Egyptian authorities have unlawfully prevented former President Mohamed Morsy from contacting or receiving visits from his family and lawyers in the years since the military forcibly removed him from power in July 2013, Human Rights Watch said today. On June 4, 2017, Egyptian authorities allowed Morsy to receive visits from …
A report published today by the Arab Reform Initiative and the Palestinian Center for Policy and Survey Research, in partnership with ten research centres in the Arab world, shows a decline in the Arab Democracy Index and the shortcomings of the process of democratic change and its inability to transform …
Egyptian authorities in recent weeks have arrested at least 50 peaceful political activists, blocked at least 62 websites, and opened a criminal prosecution against a former presidential candidate, Human Rights Watch said today. The actions are further closing any remaining space for free expression.
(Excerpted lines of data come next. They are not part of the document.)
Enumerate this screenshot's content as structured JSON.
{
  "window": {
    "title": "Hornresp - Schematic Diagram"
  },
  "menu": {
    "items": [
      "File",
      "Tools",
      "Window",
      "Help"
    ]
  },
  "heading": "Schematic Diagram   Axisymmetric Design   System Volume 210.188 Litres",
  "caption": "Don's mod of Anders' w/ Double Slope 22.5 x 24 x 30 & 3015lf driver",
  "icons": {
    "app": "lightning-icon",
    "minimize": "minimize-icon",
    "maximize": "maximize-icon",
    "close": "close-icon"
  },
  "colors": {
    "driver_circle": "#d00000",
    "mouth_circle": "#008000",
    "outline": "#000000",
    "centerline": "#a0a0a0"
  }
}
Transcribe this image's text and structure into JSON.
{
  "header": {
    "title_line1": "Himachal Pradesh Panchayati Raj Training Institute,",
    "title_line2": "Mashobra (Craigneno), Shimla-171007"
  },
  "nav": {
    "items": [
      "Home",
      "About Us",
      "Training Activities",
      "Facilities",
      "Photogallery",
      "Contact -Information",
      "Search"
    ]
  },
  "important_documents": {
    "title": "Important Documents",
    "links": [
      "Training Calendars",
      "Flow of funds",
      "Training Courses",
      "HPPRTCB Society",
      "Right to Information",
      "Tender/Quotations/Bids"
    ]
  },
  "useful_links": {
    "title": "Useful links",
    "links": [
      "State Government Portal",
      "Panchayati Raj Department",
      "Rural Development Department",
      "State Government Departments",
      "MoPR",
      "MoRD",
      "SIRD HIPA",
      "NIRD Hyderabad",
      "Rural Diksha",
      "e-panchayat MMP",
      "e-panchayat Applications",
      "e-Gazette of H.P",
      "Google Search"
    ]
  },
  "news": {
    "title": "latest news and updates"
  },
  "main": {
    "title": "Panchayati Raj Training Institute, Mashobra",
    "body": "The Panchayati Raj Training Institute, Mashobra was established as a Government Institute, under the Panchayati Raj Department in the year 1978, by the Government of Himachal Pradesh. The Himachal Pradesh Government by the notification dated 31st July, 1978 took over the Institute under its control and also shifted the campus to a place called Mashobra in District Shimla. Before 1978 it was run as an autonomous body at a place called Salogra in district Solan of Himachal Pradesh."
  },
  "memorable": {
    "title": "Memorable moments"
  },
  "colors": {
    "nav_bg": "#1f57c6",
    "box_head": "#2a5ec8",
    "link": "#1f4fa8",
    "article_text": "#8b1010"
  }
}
Europe’s current policy towards Egypt is dominated by immediate migration concerns and commercial opportunities. But this short-sighted approach offers few benefits and overlooks the dangers of Egypt’s current direction.
Although the United States continues to be its chief provider, Egypt has diversified its weapons supply, purchasing more arms from Europe and Russia since 2014 than ever before.
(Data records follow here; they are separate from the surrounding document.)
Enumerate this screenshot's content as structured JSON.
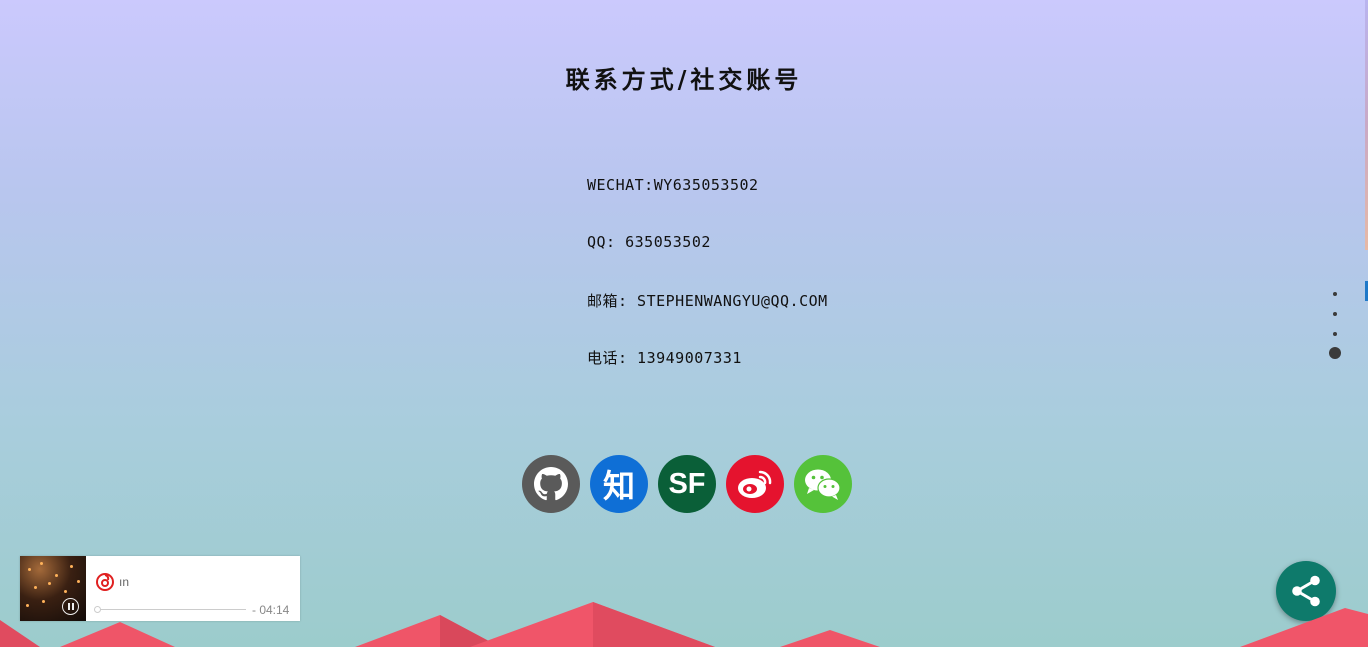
{
  "page": {
    "title": "联系方式/社交账号"
  },
  "contacts": [
    {
      "text": "WECHAT:WY635053502"
    },
    {
      "text": "QQ: 635053502"
    },
    {
      "text": "邮箱: STEPHENWANGYU@QQ.COM"
    },
    {
      "text": "电话: 13949007331"
    }
  ],
  "social": {
    "github": {
      "icon": "github-icon",
      "color": "#5a5a5a"
    },
    "zhihu": {
      "label": "知",
      "icon": "zhihu-icon",
      "color": "#0f6fd6"
    },
    "segmentfault": {
      "label": "SF",
      "icon": "segmentfault-icon",
      "color": "#0a5f38"
    },
    "weibo": {
      "icon": "weibo-icon",
      "color": "#e5132e"
    },
    "wechat": {
      "icon": "wechat-icon",
      "color": "#55c23a"
    }
  },
  "page_nav": {
    "sections": 4,
    "active_index": 3
  },
  "player": {
    "title": "ın",
    "time": "- 04:14",
    "progress": 0,
    "state": "playing",
    "logo": "netease-music-icon"
  },
  "share_button": {
    "icon": "share-icon",
    "color": "#0e7a6b"
  }
}
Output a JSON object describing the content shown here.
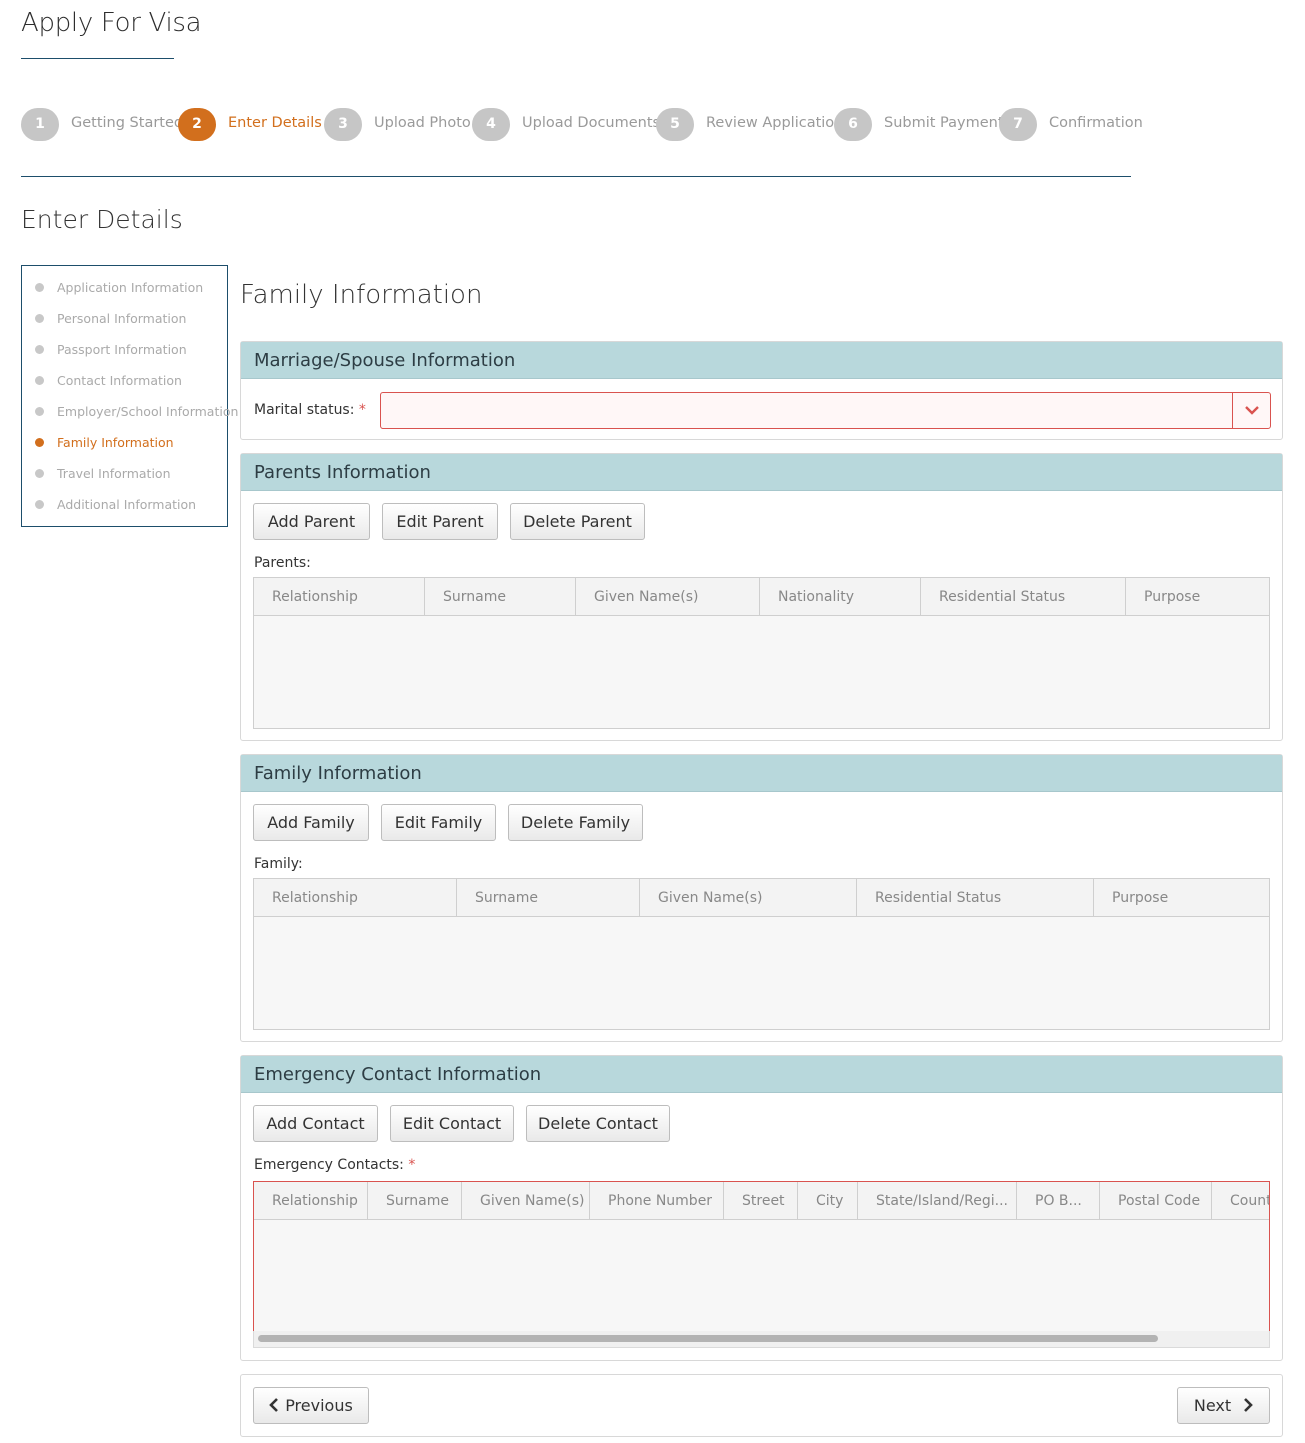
{
  "app": {
    "title": "Apply For Visa"
  },
  "stepper": {
    "steps": [
      {
        "number": "1",
        "label": "Getting Started"
      },
      {
        "number": "2",
        "label": "Enter Details"
      },
      {
        "number": "3",
        "label": "Upload Photo"
      },
      {
        "number": "4",
        "label": "Upload Documents"
      },
      {
        "number": "5",
        "label": "Review Application"
      },
      {
        "number": "6",
        "label": "Submit Payment"
      },
      {
        "number": "7",
        "label": "Confirmation"
      }
    ],
    "active_step": "2"
  },
  "section": {
    "title": "Enter Details"
  },
  "sidebar": {
    "items": [
      {
        "label": "Application Information"
      },
      {
        "label": "Personal Information"
      },
      {
        "label": "Passport Information"
      },
      {
        "label": "Contact Information"
      },
      {
        "label": "Employer/School Information"
      },
      {
        "label": "Family Information"
      },
      {
        "label": "Travel Information"
      },
      {
        "label": "Additional Information"
      }
    ],
    "active_item": "Family Information"
  },
  "page": {
    "heading": "Family Information"
  },
  "marriage": {
    "title": "Marriage/Spouse Information",
    "marital_label": "Marital status:",
    "required_mark": "*",
    "marital_value": ""
  },
  "parents": {
    "title": "Parents Information",
    "add": "Add Parent",
    "edit": "Edit Parent",
    "delete": "Delete Parent",
    "list_label": "Parents:",
    "columns": [
      "Relationship",
      "Surname",
      "Given Name(s)",
      "Nationality",
      "Residential Status",
      "Purpose"
    ]
  },
  "family": {
    "title": "Family Information",
    "add": "Add Family",
    "edit": "Edit Family",
    "delete": "Delete Family",
    "list_label": "Family:",
    "columns": [
      "Relationship",
      "Surname",
      "Given Name(s)",
      "Residential Status",
      "Purpose"
    ]
  },
  "emergency": {
    "title": "Emergency Contact Information",
    "add": "Add Contact",
    "edit": "Edit Contact",
    "delete": "Delete Contact",
    "list_label": "Emergency Contacts:",
    "required_mark": "*",
    "columns": [
      "Relationship",
      "Surname",
      "Given Name(s)",
      "Phone Number",
      "Street",
      "City",
      "State/Island/Regi...",
      "PO B...",
      "Postal Code",
      "Count"
    ]
  },
  "footer": {
    "previous": "Previous",
    "next": "Next"
  },
  "colors": {
    "accent": "#d26f1d",
    "panel_header": "#b8d8dc",
    "rule": "#1d4e6b",
    "error": "#d9534f"
  },
  "icons": {
    "chevron_down": "chevron-down-icon",
    "chevron_left": "chevron-left-icon",
    "chevron_right": "chevron-right-icon"
  }
}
The case of eight men who could face imminent execution following a military trial shows why Egyptian authorities should place a moratorium on the death penalty, Human Rights Watch said today.
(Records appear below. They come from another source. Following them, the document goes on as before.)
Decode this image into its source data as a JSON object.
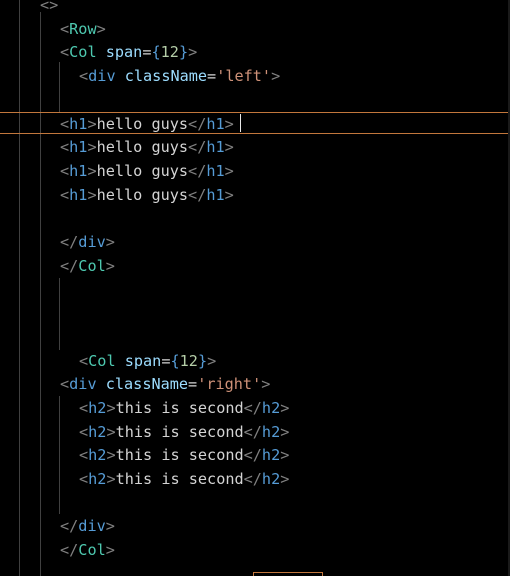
{
  "editor": {
    "lines": [
      {
        "indent": 40,
        "tokens": [
          {
            "t": "<>",
            "c": "tag"
          }
        ]
      },
      {
        "indent": 60,
        "tokens": [
          {
            "t": "<",
            "c": "tag"
          },
          {
            "t": "Row",
            "c": "comp"
          },
          {
            "t": ">",
            "c": "tag"
          }
        ]
      },
      {
        "indent": 60,
        "tokens": [
          {
            "t": "<",
            "c": "tag"
          },
          {
            "t": "Col",
            "c": "comp"
          },
          {
            "t": " ",
            "c": "txt"
          },
          {
            "t": "span",
            "c": "attr"
          },
          {
            "t": "=",
            "c": "punc"
          },
          {
            "t": "{",
            "c": "elem"
          },
          {
            "t": "12",
            "c": "num"
          },
          {
            "t": "}",
            "c": "elem"
          },
          {
            "t": ">",
            "c": "tag"
          }
        ]
      },
      {
        "indent": 79,
        "tokens": [
          {
            "t": "<",
            "c": "tag"
          },
          {
            "t": "div",
            "c": "elem"
          },
          {
            "t": " ",
            "c": "txt"
          },
          {
            "t": "className",
            "c": "attr"
          },
          {
            "t": "=",
            "c": "punc"
          },
          {
            "t": "'left'",
            "c": "str"
          },
          {
            "t": ">",
            "c": "tag"
          }
        ]
      },
      {
        "indent": 0,
        "tokens": []
      },
      {
        "indent": 60,
        "tokens": [
          {
            "t": "<",
            "c": "tag"
          },
          {
            "t": "h1",
            "c": "elem"
          },
          {
            "t": ">",
            "c": "tag"
          },
          {
            "t": "hello guys",
            "c": "txt"
          },
          {
            "t": "</",
            "c": "tag"
          },
          {
            "t": "h1",
            "c": "elem"
          },
          {
            "t": ">",
            "c": "tag"
          }
        ]
      },
      {
        "indent": 60,
        "tokens": [
          {
            "t": "<",
            "c": "tag"
          },
          {
            "t": "h1",
            "c": "elem"
          },
          {
            "t": ">",
            "c": "tag"
          },
          {
            "t": "hello guys",
            "c": "txt"
          },
          {
            "t": "</",
            "c": "tag"
          },
          {
            "t": "h1",
            "c": "elem"
          },
          {
            "t": ">",
            "c": "tag"
          }
        ]
      },
      {
        "indent": 60,
        "tokens": [
          {
            "t": "<",
            "c": "tag"
          },
          {
            "t": "h1",
            "c": "elem"
          },
          {
            "t": ">",
            "c": "tag"
          },
          {
            "t": "hello guys",
            "c": "txt"
          },
          {
            "t": "</",
            "c": "tag"
          },
          {
            "t": "h1",
            "c": "elem"
          },
          {
            "t": ">",
            "c": "tag"
          }
        ]
      },
      {
        "indent": 60,
        "tokens": [
          {
            "t": "<",
            "c": "tag"
          },
          {
            "t": "h1",
            "c": "elem"
          },
          {
            "t": ">",
            "c": "tag"
          },
          {
            "t": "hello guys",
            "c": "txt"
          },
          {
            "t": "</",
            "c": "tag"
          },
          {
            "t": "h1",
            "c": "elem"
          },
          {
            "t": ">",
            "c": "tag"
          }
        ]
      },
      {
        "indent": 0,
        "tokens": []
      },
      {
        "indent": 60,
        "tokens": [
          {
            "t": "</",
            "c": "tag"
          },
          {
            "t": "div",
            "c": "elem"
          },
          {
            "t": ">",
            "c": "tag"
          }
        ]
      },
      {
        "indent": 60,
        "tokens": [
          {
            "t": "</",
            "c": "tag"
          },
          {
            "t": "Col",
            "c": "comp"
          },
          {
            "t": ">",
            "c": "tag"
          }
        ]
      },
      {
        "indent": 0,
        "tokens": []
      },
      {
        "indent": 0,
        "tokens": []
      },
      {
        "indent": 0,
        "tokens": []
      },
      {
        "indent": 79,
        "tokens": [
          {
            "t": "<",
            "c": "tag"
          },
          {
            "t": "Col",
            "c": "comp"
          },
          {
            "t": " ",
            "c": "txt"
          },
          {
            "t": "span",
            "c": "attr"
          },
          {
            "t": "=",
            "c": "punc"
          },
          {
            "t": "{",
            "c": "elem"
          },
          {
            "t": "12",
            "c": "num"
          },
          {
            "t": "}",
            "c": "elem"
          },
          {
            "t": ">",
            "c": "tag"
          }
        ]
      },
      {
        "indent": 60,
        "tokens": [
          {
            "t": "<",
            "c": "tag"
          },
          {
            "t": "div",
            "c": "elem"
          },
          {
            "t": " ",
            "c": "txt"
          },
          {
            "t": "className",
            "c": "attr"
          },
          {
            "t": "=",
            "c": "punc"
          },
          {
            "t": "'right'",
            "c": "str"
          },
          {
            "t": ">",
            "c": "tag"
          }
        ]
      },
      {
        "indent": 79,
        "tokens": [
          {
            "t": "<",
            "c": "tag"
          },
          {
            "t": "h2",
            "c": "elem"
          },
          {
            "t": ">",
            "c": "tag"
          },
          {
            "t": "this is second",
            "c": "txt"
          },
          {
            "t": "</",
            "c": "tag"
          },
          {
            "t": "h2",
            "c": "elem"
          },
          {
            "t": ">",
            "c": "tag"
          }
        ]
      },
      {
        "indent": 79,
        "tokens": [
          {
            "t": "<",
            "c": "tag"
          },
          {
            "t": "h2",
            "c": "elem"
          },
          {
            "t": ">",
            "c": "tag"
          },
          {
            "t": "this is second",
            "c": "txt"
          },
          {
            "t": "</",
            "c": "tag"
          },
          {
            "t": "h2",
            "c": "elem"
          },
          {
            "t": ">",
            "c": "tag"
          }
        ]
      },
      {
        "indent": 79,
        "tokens": [
          {
            "t": "<",
            "c": "tag"
          },
          {
            "t": "h2",
            "c": "elem"
          },
          {
            "t": ">",
            "c": "tag"
          },
          {
            "t": "this is second",
            "c": "txt"
          },
          {
            "t": "</",
            "c": "tag"
          },
          {
            "t": "h2",
            "c": "elem"
          },
          {
            "t": ">",
            "c": "tag"
          }
        ]
      },
      {
        "indent": 79,
        "tokens": [
          {
            "t": "<",
            "c": "tag"
          },
          {
            "t": "h2",
            "c": "elem"
          },
          {
            "t": ">",
            "c": "tag"
          },
          {
            "t": "this is second",
            "c": "txt"
          },
          {
            "t": "</",
            "c": "tag"
          },
          {
            "t": "h2",
            "c": "elem"
          },
          {
            "t": ">",
            "c": "tag"
          }
        ]
      },
      {
        "indent": 0,
        "tokens": []
      },
      {
        "indent": 60,
        "tokens": [
          {
            "t": "</",
            "c": "tag"
          },
          {
            "t": "div",
            "c": "elem"
          },
          {
            "t": ">",
            "c": "tag"
          }
        ]
      },
      {
        "indent": 60,
        "tokens": [
          {
            "t": "</",
            "c": "tag"
          },
          {
            "t": "Col",
            "c": "comp"
          },
          {
            "t": ">",
            "c": "tag"
          }
        ]
      }
    ],
    "active_line": 5
  },
  "colors": {
    "background": "#000000",
    "tag_bracket": "#808080",
    "html_element": "#569cd6",
    "component": "#4ec9b0",
    "attribute": "#9cdcfe",
    "string": "#ce9178",
    "number": "#b5cea8",
    "text": "#d4d4d4",
    "active_line_border": "#c2773c"
  }
}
The National Council for Human Rights (NCHR) revealed yesterday that Egyptian detention centres are currently holding 300 per cent more detainees than they have capacity for.
Egypt has dropped two places on the 2017 World Press Freedom Index, compiled by Paris-based Reporters Without Borders (RSF). The organization reports that Egypt, which now ranks 161 out of 180 states, is “One of the world’s biggest prisons for journalists.”
Egyptian authorities took punitive action against 2,297 student activists nationwide between 2013 and 2016, according to a report by the Egypt-based Association for Freedom of Thought and Expression, supported by the Norwegian Students and Academics International Assistance Fund.
The Global Firepower Index (GFI) ranked Egypt’s military as the 12th most powerful worldwide ahead of Isreal, Vietnam and Brazil, in a list of 126 countries with the most powerful militaries in the world for 2016.